### Description of the task
Where the listing shows an image, skip it and output all other material unchanged.

*** Exercise materials Section Begins ***

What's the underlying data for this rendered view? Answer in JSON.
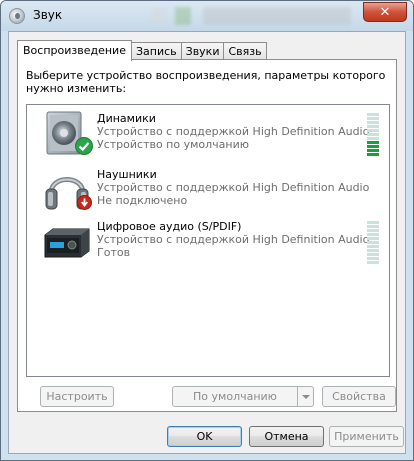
{
  "window": {
    "title": "Звук",
    "close_label": "✕"
  },
  "tabs": [
    {
      "label": "Воспроизведение",
      "active": true
    },
    {
      "label": "Запись",
      "active": false
    },
    {
      "label": "Звуки",
      "active": false
    },
    {
      "label": "Связь",
      "active": false
    }
  ],
  "panel": {
    "description": "Выберите устройство воспроизведения, параметры которого нужно изменить:"
  },
  "devices": [
    {
      "name": "Динамики",
      "detail": "Устройство с поддержкой High Definition Audio",
      "status": "Устройство по умолчанию",
      "icon": "speaker-icon",
      "badge": "default-check-icon",
      "level": 0.35
    },
    {
      "name": "Наушники",
      "detail": "Устройство с поддержкой High Definition Audio",
      "status": "Не подключено",
      "icon": "headphones-icon",
      "badge": "unplugged-arrow-icon"
    },
    {
      "name": "Цифровое аудио (S/PDIF)",
      "detail": "Устройство с поддержкой High Definition Audio",
      "status": "Готов",
      "icon": "digital-audio-receiver-icon",
      "level": 0
    }
  ],
  "panel_buttons": {
    "configure": "Настроить",
    "default": "По умолчанию",
    "properties": "Свойства"
  },
  "dialog_buttons": {
    "ok": "OK",
    "cancel": "Отмена",
    "apply": "Применить"
  },
  "colors": {
    "accent_check": "#2aa34a",
    "meter_on": "#1e9e3a",
    "meter_off": "#c9e2de",
    "unplugged_badge": "#c8281e"
  }
}
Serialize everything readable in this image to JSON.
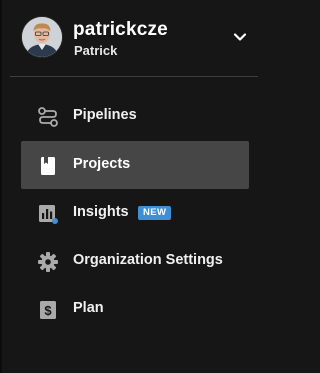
{
  "account": {
    "username": "patrickcze",
    "display_name": "Patrick",
    "avatar_alt": "Profile photo"
  },
  "nav": {
    "items": [
      {
        "label": "Pipelines",
        "icon": "pipelines-icon"
      },
      {
        "label": "Projects",
        "icon": "projects-icon",
        "active": true
      },
      {
        "label": "Insights",
        "icon": "insights-icon",
        "badge": "NEW"
      },
      {
        "label": "Organization Settings",
        "icon": "gear-icon"
      },
      {
        "label": "Plan",
        "icon": "dollar-icon"
      }
    ]
  },
  "colors": {
    "background": "#161616",
    "active_item": "#464646",
    "badge": "#3f8fd6",
    "icon": "#aaaaaa"
  }
}
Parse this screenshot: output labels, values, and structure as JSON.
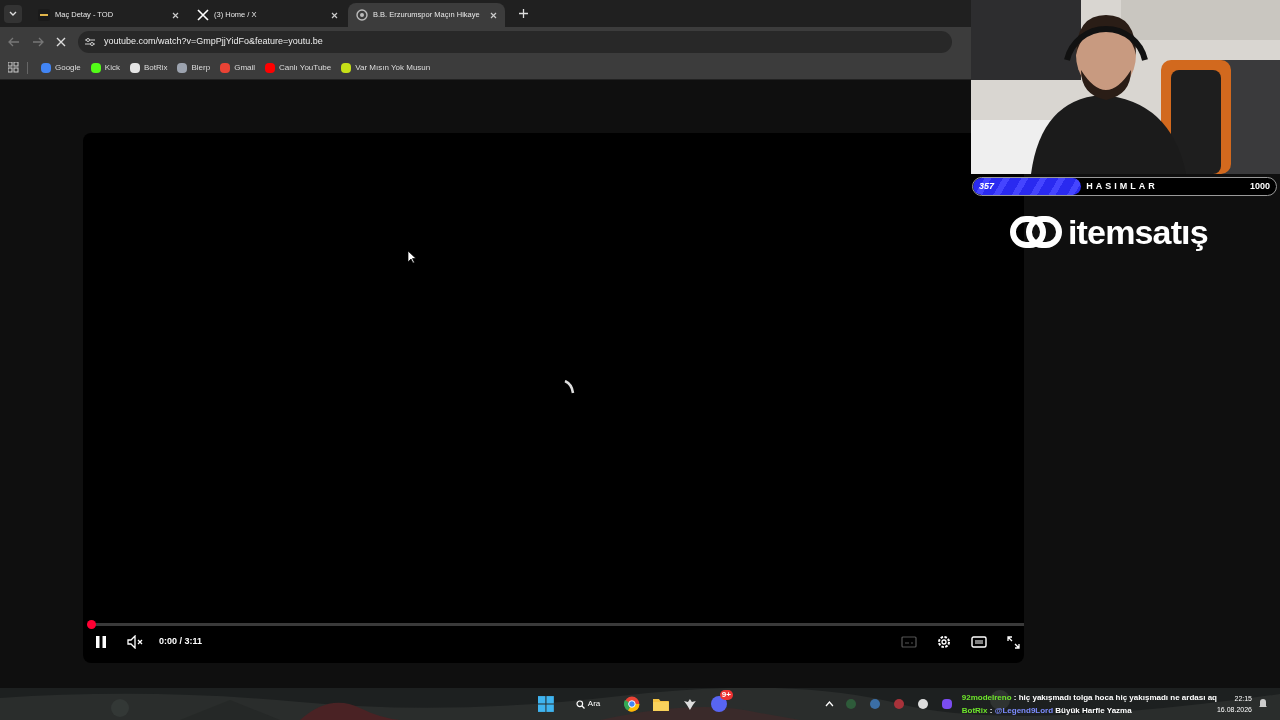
{
  "tabs": [
    {
      "title": "Maç Detay - TOD",
      "selected": false
    },
    {
      "title": "(3) Home / X",
      "selected": false
    },
    {
      "title": "B.B. Erzurumspor Maçın Hikaye",
      "selected": true
    }
  ],
  "address_bar": {
    "url": "youtube.com/watch?v=GmpPjjYidFo&feature=youtu.be",
    "loading": true
  },
  "bookmarks": [
    {
      "label": "Google",
      "color": "#4285f4"
    },
    {
      "label": "Kick",
      "color": "#53fc18"
    },
    {
      "label": "BotRix",
      "color": "#e5e5e5"
    },
    {
      "label": "Blerp",
      "color": "#9ca3af"
    },
    {
      "label": "Gmail",
      "color": "#ea4335"
    },
    {
      "label": "Canlı YouTube",
      "color": "#ff0000"
    },
    {
      "label": "Var Mısın Yok Musun",
      "color": "#c6e018"
    }
  ],
  "player": {
    "level": 0,
    "time": "0:00 / 3:11",
    "playing": true,
    "muted": true,
    "buffering": true
  },
  "overlay": {
    "goal_current": "357",
    "goal_label": "HASIMLAR",
    "goal_target": "1000",
    "level": 0.357,
    "sponsor": "itemsatış"
  },
  "taskbar": {
    "search": "Ara",
    "discord_badge": "9+"
  },
  "chat": [
    {
      "user": "92modelreno",
      "color": "#6ee52b",
      "separator": ":",
      "message": "hiç yakışmadı tolga hoca hiç yakışmadı ne ardası aq"
    },
    {
      "user": "BotRix",
      "color": "#6ee52b",
      "separator": ":",
      "mention": "@Legend9Lord",
      "message": "Büyük Harfle Yazma"
    }
  ],
  "clock": {
    "time": "22:15",
    "date": "16.08.2026"
  }
}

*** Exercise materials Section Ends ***

### Result of this task
What's the underlying data for this rendered view? Answer in JSON.
{
  "window": {
    "title": "Звук",
    "close_label": "✕"
  },
  "tabs": [
    {
      "label": "Воспроизведение",
      "active": true
    },
    {
      "label": "Запись",
      "active": false
    },
    {
      "label": "Звуки",
      "active": false
    },
    {
      "label": "Связь",
      "active": false
    }
  ],
  "panel": {
    "description": "Выберите устройство воспроизведения, параметры которого нужно изменить:"
  },
  "devices": [
    {
      "name": "Динамики",
      "detail": "Устройство с поддержкой High Definition Audio",
      "status": "Устройство по умолчанию",
      "icon": "speaker-icon",
      "badge": "default-check-icon",
      "level": 0.35
    },
    {
      "name": "Наушники",
      "detail": "Устройство с поддержкой High Definition Audio",
      "status": "Не подключено",
      "icon": "headphones-icon",
      "badge": "unplugged-arrow-icon"
    },
    {
      "name": "Цифровое аудио (S/PDIF)",
      "detail": "Устройство с поддержкой High Definition Audio",
      "status": "Готов",
      "icon": "digital-audio-receiver-icon",
      "level": 0
    }
  ],
  "panel_buttons": {
    "configure": "Настроить",
    "default": "По умолчанию",
    "properties": "Свойства"
  },
  "dialog_buttons": {
    "ok": "OK",
    "cancel": "Отмена",
    "apply": "Применить"
  },
  "colors": {
    "accent_check": "#2aa34a",
    "meter_on": "#1e9e3a",
    "meter_off": "#c9e2de",
    "unplugged_badge": "#c8281e"
  }
}
Serialize everything readable in this image to JSON.
{
  "account": {
    "username": "patrickcze",
    "display_name": "Patrick",
    "avatar_alt": "Profile photo"
  },
  "nav": {
    "items": [
      {
        "label": "Pipelines",
        "icon": "pipelines-icon"
      },
      {
        "label": "Projects",
        "icon": "projects-icon",
        "active": true
      },
      {
        "label": "Insights",
        "icon": "insights-icon",
        "badge": "NEW"
      },
      {
        "label": "Organization Settings",
        "icon": "gear-icon"
      },
      {
        "label": "Plan",
        "icon": "dollar-icon"
      }
    ]
  },
  "colors": {
    "background": "#161616",
    "active_item": "#464646",
    "badge": "#3f8fd6",
    "icon": "#aaaaaa"
  }
}
Parse this screenshot: output labels, values, and structure as JSON.
{
  "tabs": [
    {
      "title": "Maç Detay - TOD",
      "selected": false
    },
    {
      "title": "(3) Home / X",
      "selected": false
    },
    {
      "title": "B.B. Erzurumspor Maçın Hikaye",
      "selected": true
    }
  ],
  "address_bar": {
    "url": "youtube.com/watch?v=GmpPjjYidFo&feature=youtu.be",
    "loading": true
  },
  "bookmarks": [
    {
      "label": "Google",
      "color": "#4285f4"
    },
    {
      "label": "Kick",
      "color": "#53fc18"
    },
    {
      "label": "BotRix",
      "color": "#e5e5e5"
    },
    {
      "label": "Blerp",
      "color": "#9ca3af"
    },
    {
      "label": "Gmail",
      "color": "#ea4335"
    },
    {
      "label": "Canlı YouTube",
      "color": "#ff0000"
    },
    {
      "label": "Var Mısın Yok Musun",
      "color": "#c6e018"
    }
  ],
  "player": {
    "level": 0,
    "time": "0:00 / 3:11",
    "playing": true,
    "muted": true,
    "buffering": true
  },
  "overlay": {
    "goal_current": "357",
    "goal_label": "HASIMLAR",
    "goal_target": "1000",
    "level": 0.357,
    "sponsor": "itemsatış"
  },
  "taskbar": {
    "search": "Ara",
    "discord_badge": "9+"
  },
  "chat": [
    {
      "user": "92modelreno",
      "color": "#6ee52b",
      "separator": ":",
      "message": "hiç yakışmadı tolga hoca hiç yakışmadı ne ardası aq"
    },
    {
      "user": "BotRix",
      "color": "#6ee52b",
      "separator": ":",
      "mention": "@Legend9Lord",
      "message": "Büyük Harfle Yazma"
    }
  ],
  "clock": {
    "time": "22:15",
    "date": "16.08.2026"
  }
}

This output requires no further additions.